The Oireachtas Justice Committee discussed the Garda Síochána (Powers) Bill 2021 which proposes to grant An Garda Síochána additional powers to stop and search, to sign off on search warrants and to exclude "disruptive" legal counsel.
Green Party TD Patrick Costello said he is "deeply concerned in relation to the search warrant in urgent circumstances," and said for any warrant to be "truly independent" it would have to be someone from outside An Garda Siochana.
Fine Gael senator and senior counsel Barry Ward said some of the Bill is contradictory to the current system.
"I cannot see a circumstance in which it will be justifiable for a Garda to decide that a lawyer was being disruptive, because that is exactly what their job is. Their job is to be disruptive, to represent the rights of the person who's being questioned," he said.
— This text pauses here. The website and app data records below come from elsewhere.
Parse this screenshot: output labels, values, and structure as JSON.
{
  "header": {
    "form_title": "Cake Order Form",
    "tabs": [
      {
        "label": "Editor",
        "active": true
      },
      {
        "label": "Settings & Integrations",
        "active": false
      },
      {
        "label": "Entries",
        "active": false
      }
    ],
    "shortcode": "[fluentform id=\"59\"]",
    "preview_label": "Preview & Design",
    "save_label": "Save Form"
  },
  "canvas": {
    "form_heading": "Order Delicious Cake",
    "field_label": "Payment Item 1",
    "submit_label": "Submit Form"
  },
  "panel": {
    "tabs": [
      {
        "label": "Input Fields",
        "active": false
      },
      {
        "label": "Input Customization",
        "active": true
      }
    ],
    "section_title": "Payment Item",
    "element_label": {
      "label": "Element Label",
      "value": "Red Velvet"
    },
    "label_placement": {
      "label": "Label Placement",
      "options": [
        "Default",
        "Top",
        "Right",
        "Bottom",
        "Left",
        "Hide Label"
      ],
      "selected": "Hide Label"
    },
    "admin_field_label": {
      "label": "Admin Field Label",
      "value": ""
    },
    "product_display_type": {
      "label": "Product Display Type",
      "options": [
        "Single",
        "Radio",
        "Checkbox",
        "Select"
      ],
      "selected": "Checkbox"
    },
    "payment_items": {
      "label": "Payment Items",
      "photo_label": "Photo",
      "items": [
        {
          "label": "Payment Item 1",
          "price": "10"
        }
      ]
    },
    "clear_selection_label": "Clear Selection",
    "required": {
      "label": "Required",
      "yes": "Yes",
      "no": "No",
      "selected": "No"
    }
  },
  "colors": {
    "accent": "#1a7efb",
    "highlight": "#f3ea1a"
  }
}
"Disgusted it is maybe a bit strong, but I think it is absolutely extraordinary that this provision has found its way into the heads (of the Bill).
"To my mind, it is unconstitutional, and I have grave difficulty with this and I would be very unhappy if this found its way into the bill when it's drafted."
Mr Ward added that a senior guard issuing an emergency warrant was not "justifiable."
"I don't think we should be putting those kinds of powers into the hands of the Gardaí because, again, you will always find an urgency if you look for one," he said.
Bob Collins, Chair of the Policing Authority, said his organisation had a number of "areas of concern".
Mr Collins says the provision which enables a Garda member, of superintendent ranking or above, to issue a search warrant in urgent circumstances goes against the recommendation of the Law Reform Commission which made it clear that warrants should be issued only by the courts.
"It is difficult to envisage circumstances where traditional approval of a warrant could not be urgently obtained electronically. This provision should not be retained," he said.
The authority is also "very concerned" by the provision for exclusion of legal representation based on a subjective evaluation of possible future behaviour.
"Nothing, nothing should undermine the right to legal assistance which must be practical, effective and unfettered. These provisions should be removed," Mr Collins added.
Mr Collins said Gardaí should be required to record the ethnic, age and gender details of people who are stopped and searched.
He said it would be "naive and self-delusional" to think that Ireland was completely different to other countries in the profiling of people who are subject to police searches.
"We don't have any information at all on the nature of stop and search: its extent, the age, the gender, the ethnic indicators of those people who are stopped and searched," he told the committee.
"We would be naive and it would be self-delusional if we thought Ireland was a complete outlier in this respect, and that there was a precisely proportional representation of the entire population in people who are stopped and searched."